D.J-  I was a school student so I can't say I actively participated but we used to have many discussions and debates around the table as to how the situation could be fixed. Discussions about Martin Luther King’s peaceful ways. And Malcolm X and the nation of islam and the panthers by any means necessary methods. Of course my parents being christians they leaned more towards non violence.

A.S: What was the most memorable event during the civil rights movement that affects you today?

D.J- The fact that Dr. Martin Luther king did spread nothing but word of nonviolence and equality and they still killed him. Very Violently killed him to silence him

A.S: What were the failures of the Civil Rights Movement?

D.J-  I guess that the impact of it was not felt or honored as highly by the next generation.

A.S: Do you think marches, sit-ins, and other demonstrations helped or hurt the movement?
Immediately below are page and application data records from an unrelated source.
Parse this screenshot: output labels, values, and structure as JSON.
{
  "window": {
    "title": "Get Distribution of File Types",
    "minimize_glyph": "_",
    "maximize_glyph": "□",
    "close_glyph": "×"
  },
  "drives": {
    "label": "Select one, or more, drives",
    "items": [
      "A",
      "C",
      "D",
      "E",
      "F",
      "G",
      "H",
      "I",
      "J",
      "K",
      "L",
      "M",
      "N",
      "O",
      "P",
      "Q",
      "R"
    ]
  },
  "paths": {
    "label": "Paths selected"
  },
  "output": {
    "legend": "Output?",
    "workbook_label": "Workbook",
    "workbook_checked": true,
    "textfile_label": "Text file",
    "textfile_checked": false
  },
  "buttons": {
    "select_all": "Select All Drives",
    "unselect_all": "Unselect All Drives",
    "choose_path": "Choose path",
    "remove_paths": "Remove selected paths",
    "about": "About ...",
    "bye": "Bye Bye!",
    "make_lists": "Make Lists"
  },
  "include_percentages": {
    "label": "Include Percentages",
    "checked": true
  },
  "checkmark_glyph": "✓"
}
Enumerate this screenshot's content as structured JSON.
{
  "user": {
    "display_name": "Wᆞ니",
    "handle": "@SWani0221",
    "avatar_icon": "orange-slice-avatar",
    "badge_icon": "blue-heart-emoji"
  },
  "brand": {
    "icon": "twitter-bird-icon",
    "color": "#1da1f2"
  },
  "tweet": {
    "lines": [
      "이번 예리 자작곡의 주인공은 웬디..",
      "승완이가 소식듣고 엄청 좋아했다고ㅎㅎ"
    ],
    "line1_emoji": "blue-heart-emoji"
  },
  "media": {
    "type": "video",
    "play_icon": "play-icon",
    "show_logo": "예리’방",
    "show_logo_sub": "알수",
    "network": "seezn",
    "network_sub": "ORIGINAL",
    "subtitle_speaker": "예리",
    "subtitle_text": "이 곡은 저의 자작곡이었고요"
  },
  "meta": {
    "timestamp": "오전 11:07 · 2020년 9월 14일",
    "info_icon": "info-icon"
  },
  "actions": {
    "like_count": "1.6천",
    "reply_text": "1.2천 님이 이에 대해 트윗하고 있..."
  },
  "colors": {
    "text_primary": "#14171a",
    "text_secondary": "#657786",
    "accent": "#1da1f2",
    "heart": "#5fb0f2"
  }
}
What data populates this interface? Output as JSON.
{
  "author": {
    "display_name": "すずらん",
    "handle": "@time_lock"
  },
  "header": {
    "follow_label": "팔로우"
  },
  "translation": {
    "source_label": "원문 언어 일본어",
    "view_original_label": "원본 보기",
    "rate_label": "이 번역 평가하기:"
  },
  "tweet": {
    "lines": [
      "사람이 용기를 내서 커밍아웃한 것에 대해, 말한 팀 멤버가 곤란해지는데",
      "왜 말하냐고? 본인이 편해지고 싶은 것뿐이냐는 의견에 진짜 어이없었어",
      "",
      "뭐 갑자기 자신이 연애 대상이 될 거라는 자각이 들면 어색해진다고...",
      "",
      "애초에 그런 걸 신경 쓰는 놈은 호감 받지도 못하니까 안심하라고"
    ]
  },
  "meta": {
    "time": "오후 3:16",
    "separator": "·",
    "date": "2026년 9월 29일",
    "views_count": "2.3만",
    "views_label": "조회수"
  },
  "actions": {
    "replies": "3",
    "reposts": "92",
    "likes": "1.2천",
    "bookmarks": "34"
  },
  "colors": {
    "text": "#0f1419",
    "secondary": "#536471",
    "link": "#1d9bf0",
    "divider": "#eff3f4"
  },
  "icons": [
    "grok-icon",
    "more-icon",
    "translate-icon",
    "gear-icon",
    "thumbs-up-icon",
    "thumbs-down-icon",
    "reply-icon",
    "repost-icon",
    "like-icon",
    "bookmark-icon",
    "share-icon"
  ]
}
D.J- They helped

A.S: why?

D.J- It brought the issues more permanently to the surface of a lot of people attention.

A.S: Do you think that the president did everything in his power to better the situation at the time?

D.J-  There were other president though. Before kennedy it might have been nixon. But umm I think he tried. He really tried that why he got killed.

A.S: What are your thoughts on nonviolence?

D.J- It .. my thoughts are ideally it would be great if problems could be solved without violence. Through out history it seems that something is as drastic as warfare for one side to win. But in any case both sides are going to lose something or someone

A.S: Are there records of civil rights activity in your community?

D.J- Sure

A.S Such as?

D.J - Well there is chapters of the NAACP. Theres uh civil unions.. uhh lawyers you can secure to um do probational civil cases. Umm what else in my community. We vote, I think that's a form of excising our civil rights. There are many voter registration drives to educate people about our rights.  

A.S : Who were your civil rights heroes locally? Nationally? Why?

D.J- Malcolm X.. uhhh who else, yea I already mentioned King. I’m trying to think locally. There are many but the names slipped my mind.

A.S: Thank you

D.J- You're Welcome


My grandmother brings up a lot of topics that could have been researched. For one the assassinations of many influential people. These people include; Martin Luther king , Malcolm X, John F. Kennedy, and his brother.

Martin Luther king: Martin Luther King Jr. was killed  April 4, 1968. He was killed  in Memphis, Tennessee. Not too long after his, “I have a dream speech”, and before he was preparing for another one. He was killed on the balcony of his hotel room.

Malcolm X:  Malcolm was killed  February 21, 1965. This was  one week after his home was firebombed. He died by being shot multiple times by a group of Islam members while he was speaking at an organization in New York city.

John F Kennedy:  JFK was assassinated November 22, 1963, Dallas, TX. Cause of death: Gunshot en.wi His brother Robert Kennedy was also assassinated. June 6th 1968 in Los Angeles, California.

During the interview, my grandmother brought up stories my great grandfather told her about segregation in the U.S military. During the Jim crow era, there were laws that whites and blacks could not use the same bathroom, water fountains or waiting areas as whites. My grandmother says she recalls the marches, riots and arrest of protesters. In one specific event, the marches to washington and the White house. Between 1957 and 1968 there were about 7 marches to washington. Two specific marched led and based on african Americans were:

Prayer Pilgrimage for Freedom-  Ran by Martin Luther King, in attempt to having a right to vote.

March on Washington for Jobs and Freedom,_D.C.#1950.E2.80.931999